━━ RECORDS
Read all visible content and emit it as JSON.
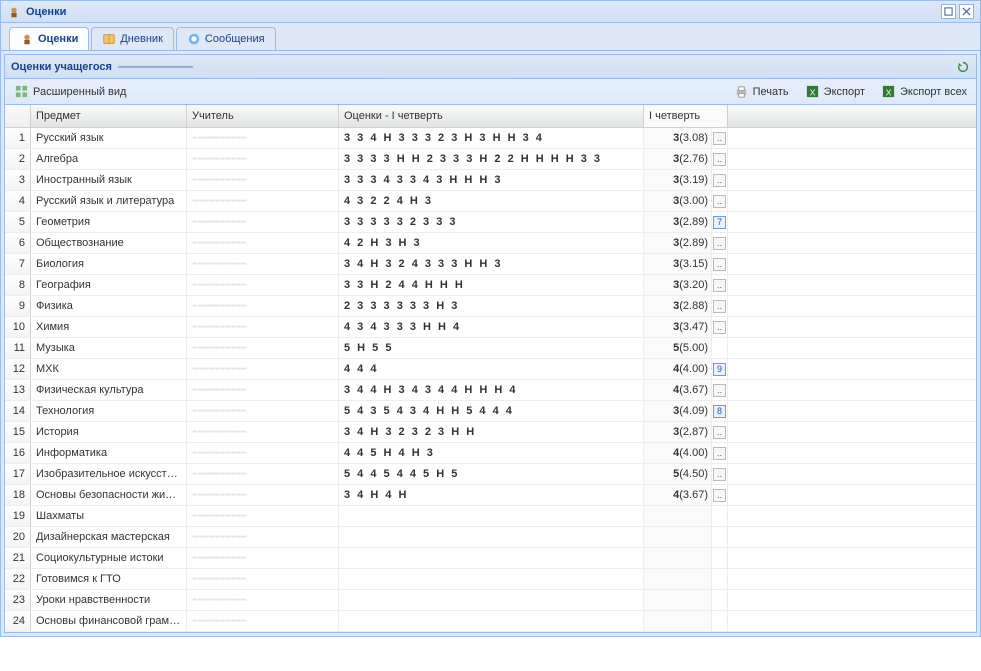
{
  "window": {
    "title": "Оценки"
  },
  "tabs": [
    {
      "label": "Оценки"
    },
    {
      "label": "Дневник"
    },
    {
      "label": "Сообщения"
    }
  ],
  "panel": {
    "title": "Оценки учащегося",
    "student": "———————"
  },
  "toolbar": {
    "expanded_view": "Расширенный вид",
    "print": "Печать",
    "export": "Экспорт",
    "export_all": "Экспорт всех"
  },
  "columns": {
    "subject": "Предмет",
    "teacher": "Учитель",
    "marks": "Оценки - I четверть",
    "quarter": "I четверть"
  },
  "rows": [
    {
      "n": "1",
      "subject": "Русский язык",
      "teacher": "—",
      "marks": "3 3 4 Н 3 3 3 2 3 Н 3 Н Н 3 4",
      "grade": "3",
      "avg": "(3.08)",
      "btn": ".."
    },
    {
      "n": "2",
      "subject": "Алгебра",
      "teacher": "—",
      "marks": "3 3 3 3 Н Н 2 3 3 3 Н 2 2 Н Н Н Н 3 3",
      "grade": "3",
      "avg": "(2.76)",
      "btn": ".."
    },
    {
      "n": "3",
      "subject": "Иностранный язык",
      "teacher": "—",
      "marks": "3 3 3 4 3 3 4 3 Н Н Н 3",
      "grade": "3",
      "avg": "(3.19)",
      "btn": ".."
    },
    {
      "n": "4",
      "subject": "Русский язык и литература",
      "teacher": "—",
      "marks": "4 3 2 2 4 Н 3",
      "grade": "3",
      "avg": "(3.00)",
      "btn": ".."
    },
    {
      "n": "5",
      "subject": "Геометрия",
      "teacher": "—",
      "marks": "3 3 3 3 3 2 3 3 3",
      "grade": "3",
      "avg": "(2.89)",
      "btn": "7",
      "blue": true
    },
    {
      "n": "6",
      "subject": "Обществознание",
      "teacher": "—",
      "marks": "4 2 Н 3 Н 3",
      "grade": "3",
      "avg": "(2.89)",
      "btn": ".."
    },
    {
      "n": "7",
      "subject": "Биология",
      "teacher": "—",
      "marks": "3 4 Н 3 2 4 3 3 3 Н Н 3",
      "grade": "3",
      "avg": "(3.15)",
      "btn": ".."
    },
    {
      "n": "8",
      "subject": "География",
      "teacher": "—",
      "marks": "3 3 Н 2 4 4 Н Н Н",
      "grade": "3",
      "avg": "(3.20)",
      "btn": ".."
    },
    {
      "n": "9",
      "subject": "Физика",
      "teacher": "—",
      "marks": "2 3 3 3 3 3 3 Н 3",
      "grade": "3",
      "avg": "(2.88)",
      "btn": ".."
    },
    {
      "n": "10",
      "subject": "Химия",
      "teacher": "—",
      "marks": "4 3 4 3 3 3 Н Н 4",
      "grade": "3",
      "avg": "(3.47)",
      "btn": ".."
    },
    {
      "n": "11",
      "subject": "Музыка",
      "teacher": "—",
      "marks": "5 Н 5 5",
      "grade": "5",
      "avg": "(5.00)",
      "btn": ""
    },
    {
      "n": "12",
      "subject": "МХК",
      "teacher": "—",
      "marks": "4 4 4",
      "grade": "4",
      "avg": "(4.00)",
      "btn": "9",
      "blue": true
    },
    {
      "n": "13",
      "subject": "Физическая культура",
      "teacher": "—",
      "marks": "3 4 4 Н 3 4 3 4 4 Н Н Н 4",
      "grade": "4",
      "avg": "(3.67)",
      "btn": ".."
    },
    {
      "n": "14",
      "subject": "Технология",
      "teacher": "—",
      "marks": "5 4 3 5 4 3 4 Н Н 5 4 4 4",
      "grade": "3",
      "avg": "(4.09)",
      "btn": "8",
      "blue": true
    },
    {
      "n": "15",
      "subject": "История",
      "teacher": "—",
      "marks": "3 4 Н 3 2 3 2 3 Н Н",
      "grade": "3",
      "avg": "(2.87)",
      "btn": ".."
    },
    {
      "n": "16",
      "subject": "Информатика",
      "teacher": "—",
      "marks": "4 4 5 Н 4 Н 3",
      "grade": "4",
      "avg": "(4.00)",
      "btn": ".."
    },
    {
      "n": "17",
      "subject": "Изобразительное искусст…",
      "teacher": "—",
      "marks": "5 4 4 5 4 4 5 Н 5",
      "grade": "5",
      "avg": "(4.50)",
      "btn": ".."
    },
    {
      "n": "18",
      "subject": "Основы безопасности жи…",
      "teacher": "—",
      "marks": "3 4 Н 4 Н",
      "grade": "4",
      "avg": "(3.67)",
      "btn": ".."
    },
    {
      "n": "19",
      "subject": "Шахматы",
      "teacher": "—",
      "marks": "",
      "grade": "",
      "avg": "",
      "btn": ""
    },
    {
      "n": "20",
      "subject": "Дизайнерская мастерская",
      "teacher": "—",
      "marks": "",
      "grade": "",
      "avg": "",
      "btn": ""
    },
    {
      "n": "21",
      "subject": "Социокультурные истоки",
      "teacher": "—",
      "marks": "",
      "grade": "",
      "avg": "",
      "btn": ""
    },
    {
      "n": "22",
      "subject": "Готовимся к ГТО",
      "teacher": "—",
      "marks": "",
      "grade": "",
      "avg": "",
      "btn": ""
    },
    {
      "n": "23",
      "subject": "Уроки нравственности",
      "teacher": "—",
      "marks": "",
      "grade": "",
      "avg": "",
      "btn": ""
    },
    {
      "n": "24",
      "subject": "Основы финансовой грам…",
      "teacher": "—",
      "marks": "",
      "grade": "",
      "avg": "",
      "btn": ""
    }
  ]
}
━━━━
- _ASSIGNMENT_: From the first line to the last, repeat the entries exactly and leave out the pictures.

- _SOLUTION BELOW_:
Read all visible content and emit it as JSON.
{
  "window": {
    "title": "Оценки"
  },
  "tabs": [
    {
      "label": "Оценки"
    },
    {
      "label": "Дневник"
    },
    {
      "label": "Сообщения"
    }
  ],
  "panel": {
    "title": "Оценки учащегося",
    "student": "———————"
  },
  "toolbar": {
    "expanded_view": "Расширенный вид",
    "print": "Печать",
    "export": "Экспорт",
    "export_all": "Экспорт всех"
  },
  "columns": {
    "subject": "Предмет",
    "teacher": "Учитель",
    "marks": "Оценки - I четверть",
    "quarter": "I четверть"
  },
  "rows": [
    {
      "n": "1",
      "subject": "Русский язык",
      "teacher": "—",
      "marks": "3 3 4 Н 3 3 3 2 3 Н 3 Н Н 3 4",
      "grade": "3",
      "avg": "(3.08)",
      "btn": ".."
    },
    {
      "n": "2",
      "subject": "Алгебра",
      "teacher": "—",
      "marks": "3 3 3 3 Н Н 2 3 3 3 Н 2 2 Н Н Н Н 3 3",
      "grade": "3",
      "avg": "(2.76)",
      "btn": ".."
    },
    {
      "n": "3",
      "subject": "Иностранный язык",
      "teacher": "—",
      "marks": "3 3 3 4 3 3 4 3 Н Н Н 3",
      "grade": "3",
      "avg": "(3.19)",
      "btn": ".."
    },
    {
      "n": "4",
      "subject": "Русский язык и литература",
      "teacher": "—",
      "marks": "4 3 2 2 4 Н 3",
      "grade": "3",
      "avg": "(3.00)",
      "btn": ".."
    },
    {
      "n": "5",
      "subject": "Геометрия",
      "teacher": "—",
      "marks": "3 3 3 3 3 2 3 3 3",
      "grade": "3",
      "avg": "(2.89)",
      "btn": "7",
      "blue": true
    },
    {
      "n": "6",
      "subject": "Обществознание",
      "teacher": "—",
      "marks": "4 2 Н 3 Н 3",
      "grade": "3",
      "avg": "(2.89)",
      "btn": ".."
    },
    {
      "n": "7",
      "subject": "Биология",
      "teacher": "—",
      "marks": "3 4 Н 3 2 4 3 3 3 Н Н 3",
      "grade": "3",
      "avg": "(3.15)",
      "btn": ".."
    },
    {
      "n": "8",
      "subject": "География",
      "teacher": "—",
      "marks": "3 3 Н 2 4 4 Н Н Н",
      "grade": "3",
      "avg": "(3.20)",
      "btn": ".."
    },
    {
      "n": "9",
      "subject": "Физика",
      "teacher": "—",
      "marks": "2 3 3 3 3 3 3 Н 3",
      "grade": "3",
      "avg": "(2.88)",
      "btn": ".."
    },
    {
      "n": "10",
      "subject": "Химия",
      "teacher": "—",
      "marks": "4 3 4 3 3 3 Н Н 4",
      "grade": "3",
      "avg": "(3.47)",
      "btn": ".."
    },
    {
      "n": "11",
      "subject": "Музыка",
      "teacher": "—",
      "marks": "5 Н 5 5",
      "grade": "5",
      "avg": "(5.00)",
      "btn": ""
    },
    {
      "n": "12",
      "subject": "МХК",
      "teacher": "—",
      "marks": "4 4 4",
      "grade": "4",
      "avg": "(4.00)",
      "btn": "9",
      "blue": true
    },
    {
      "n": "13",
      "subject": "Физическая культура",
      "teacher": "—",
      "marks": "3 4 4 Н 3 4 3 4 4 Н Н Н 4",
      "grade": "4",
      "avg": "(3.67)",
      "btn": ".."
    },
    {
      "n": "14",
      "subject": "Технология",
      "teacher": "—",
      "marks": "5 4 3 5 4 3 4 Н Н 5 4 4 4",
      "grade": "3",
      "avg": "(4.09)",
      "btn": "8",
      "blue": true
    },
    {
      "n": "15",
      "subject": "История",
      "teacher": "—",
      "marks": "3 4 Н 3 2 3 2 3 Н Н",
      "grade": "3",
      "avg": "(2.87)",
      "btn": ".."
    },
    {
      "n": "16",
      "subject": "Информатика",
      "teacher": "—",
      "marks": "4 4 5 Н 4 Н 3",
      "grade": "4",
      "avg": "(4.00)",
      "btn": ".."
    },
    {
      "n": "17",
      "subject": "Изобразительное искусст…",
      "teacher": "—",
      "marks": "5 4 4 5 4 4 5 Н 5",
      "grade": "5",
      "avg": "(4.50)",
      "btn": ".."
    },
    {
      "n": "18",
      "subject": "Основы безопасности жи…",
      "teacher": "—",
      "marks": "3 4 Н 4 Н",
      "grade": "4",
      "avg": "(3.67)",
      "btn": ".."
    },
    {
      "n": "19",
      "subject": "Шахматы",
      "teacher": "—",
      "marks": "",
      "grade": "",
      "avg": "",
      "btn": ""
    },
    {
      "n": "20",
      "subject": "Дизайнерская мастерская",
      "teacher": "—",
      "marks": "",
      "grade": "",
      "avg": "",
      "btn": ""
    },
    {
      "n": "21",
      "subject": "Социокультурные истоки",
      "teacher": "—",
      "marks": "",
      "grade": "",
      "avg": "",
      "btn": ""
    },
    {
      "n": "22",
      "subject": "Готовимся к ГТО",
      "teacher": "—",
      "marks": "",
      "grade": "",
      "avg": "",
      "btn": ""
    },
    {
      "n": "23",
      "subject": "Уроки нравственности",
      "teacher": "—",
      "marks": "",
      "grade": "",
      "avg": "",
      "btn": ""
    },
    {
      "n": "24",
      "subject": "Основы финансовой грам…",
      "teacher": "—",
      "marks": "",
      "grade": "",
      "avg": "",
      "btn": ""
    }
  ]
}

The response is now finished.